* **Exercise requirements**
All of the records should be reproduced word for word, but no images may appear in the copy.

(Data records for software interfaces)
== == ==

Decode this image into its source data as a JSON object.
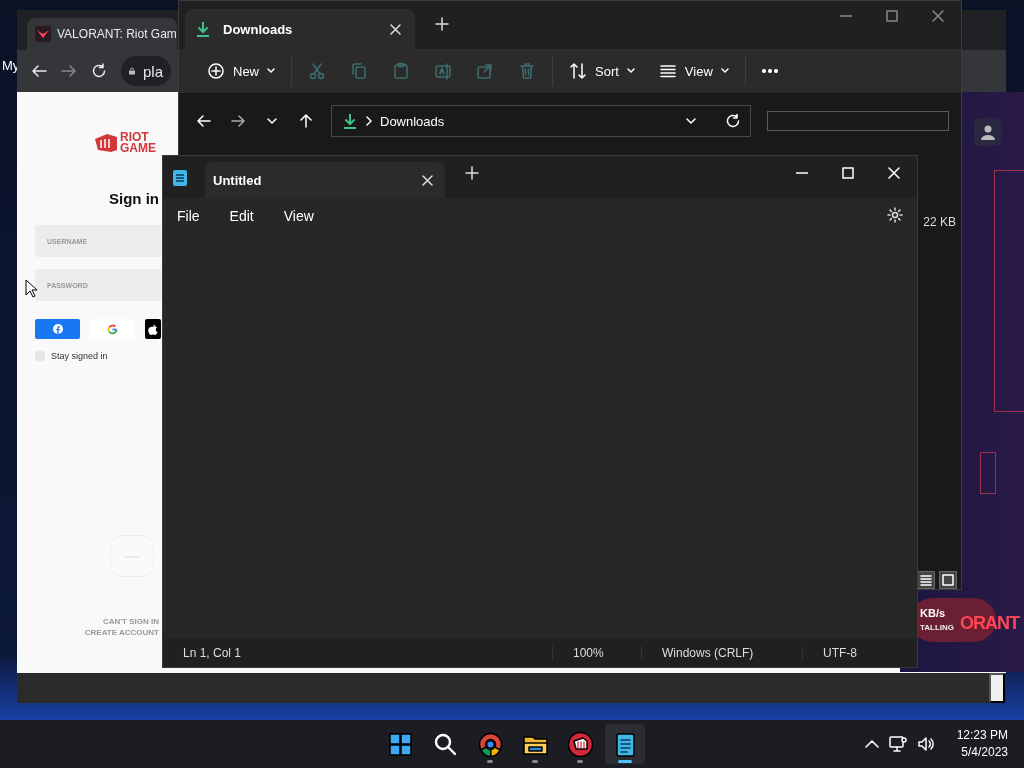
{
  "desktop": {
    "bookmark": "My"
  },
  "browser": {
    "tab_title": "VALORANT: Riot Gam",
    "address": "pla",
    "page": {
      "logo_line1": "RIOT",
      "logo_line2": "GAME",
      "heading": "Sign in",
      "fields": [
        {
          "placeholder": "USERNAME"
        },
        {
          "placeholder": "PASSWORD"
        }
      ],
      "social_buttons": [
        {
          "kind": "facebook"
        },
        {
          "kind": "google"
        },
        {
          "kind": "apple"
        }
      ],
      "stay_signed_in": {
        "label": "Stay signed in",
        "checked": false
      },
      "links": [
        "CAN'T SIGN IN",
        "CREATE ACCOUNT"
      ]
    }
  },
  "riot_client": {
    "speed": "KB/s",
    "status": "TALLING",
    "logo": "ORANT"
  },
  "explorer": {
    "tab": {
      "title": "Downloads"
    },
    "toolbar": [
      {
        "kind": "new",
        "label": "New",
        "disabled": false
      },
      {
        "kind": "cut",
        "disabled": true
      },
      {
        "kind": "copy",
        "disabled": true
      },
      {
        "kind": "paste",
        "disabled": true
      },
      {
        "kind": "rename",
        "disabled": true
      },
      {
        "kind": "share",
        "disabled": true
      },
      {
        "kind": "delete",
        "disabled": true
      },
      {
        "kind": "sort",
        "label": "Sort",
        "disabled": false
      },
      {
        "kind": "view",
        "label": "View",
        "disabled": false
      },
      {
        "kind": "more",
        "disabled": false
      }
    ],
    "address": "Downloads",
    "file_size": "22 KB"
  },
  "notepad": {
    "tab": {
      "title": "Untitled"
    },
    "menu": [
      "File",
      "Edit",
      "View"
    ],
    "status_bar": [
      "Ln 1, Col 1",
      "100%",
      "Windows (CRLF)",
      "UTF-8"
    ]
  },
  "taskbar": {
    "apps": [
      {
        "kind": "start",
        "running": false,
        "selected": false
      },
      {
        "kind": "search",
        "running": false,
        "selected": false
      },
      {
        "kind": "chrome",
        "running": true,
        "selected": false
      },
      {
        "kind": "explorer",
        "running": true,
        "selected": false
      },
      {
        "kind": "riot",
        "running": true,
        "selected": false
      },
      {
        "kind": "notepad",
        "running": true,
        "selected": true
      }
    ],
    "time": "12:23 PM",
    "date": "5/4/2023"
  }
}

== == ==

* **Problem solution**
Decode this image into its source data as a JSON object.
{
  "desktop": {
    "bookmark": "My"
  },
  "browser": {
    "tab_title": "VALORANT: Riot Gam",
    "address": "pla",
    "page": {
      "logo_line1": "RIOT",
      "logo_line2": "GAME",
      "heading": "Sign in",
      "fields": [
        {
          "placeholder": "USERNAME"
        },
        {
          "placeholder": "PASSWORD"
        }
      ],
      "social_buttons": [
        {
          "kind": "facebook"
        },
        {
          "kind": "google"
        },
        {
          "kind": "apple"
        }
      ],
      "stay_signed_in": {
        "label": "Stay signed in",
        "checked": false
      },
      "links": [
        "CAN'T SIGN IN",
        "CREATE ACCOUNT"
      ]
    }
  },
  "riot_client": {
    "speed": "KB/s",
    "status": "TALLING",
    "logo": "ORANT"
  },
  "explorer": {
    "tab": {
      "title": "Downloads"
    },
    "toolbar": [
      {
        "kind": "new",
        "label": "New",
        "disabled": false
      },
      {
        "kind": "cut",
        "disabled": true
      },
      {
        "kind": "copy",
        "disabled": true
      },
      {
        "kind": "paste",
        "disabled": true
      },
      {
        "kind": "rename",
        "disabled": true
      },
      {
        "kind": "share",
        "disabled": true
      },
      {
        "kind": "delete",
        "disabled": true
      },
      {
        "kind": "sort",
        "label": "Sort",
        "disabled": false
      },
      {
        "kind": "view",
        "label": "View",
        "disabled": false
      },
      {
        "kind": "more",
        "disabled": false
      }
    ],
    "address": "Downloads",
    "file_size": "22 KB"
  },
  "notepad": {
    "tab": {
      "title": "Untitled"
    },
    "menu": [
      "File",
      "Edit",
      "View"
    ],
    "status_bar": [
      "Ln 1, Col 1",
      "100%",
      "Windows (CRLF)",
      "UTF-8"
    ]
  },
  "taskbar": {
    "apps": [
      {
        "kind": "start",
        "running": false,
        "selected": false
      },
      {
        "kind": "search",
        "running": false,
        "selected": false
      },
      {
        "kind": "chrome",
        "running": true,
        "selected": false
      },
      {
        "kind": "explorer",
        "running": true,
        "selected": false
      },
      {
        "kind": "riot",
        "running": true,
        "selected": false
      },
      {
        "kind": "notepad",
        "running": true,
        "selected": true
      }
    ],
    "time": "12:23 PM",
    "date": "5/4/2023"
  }
}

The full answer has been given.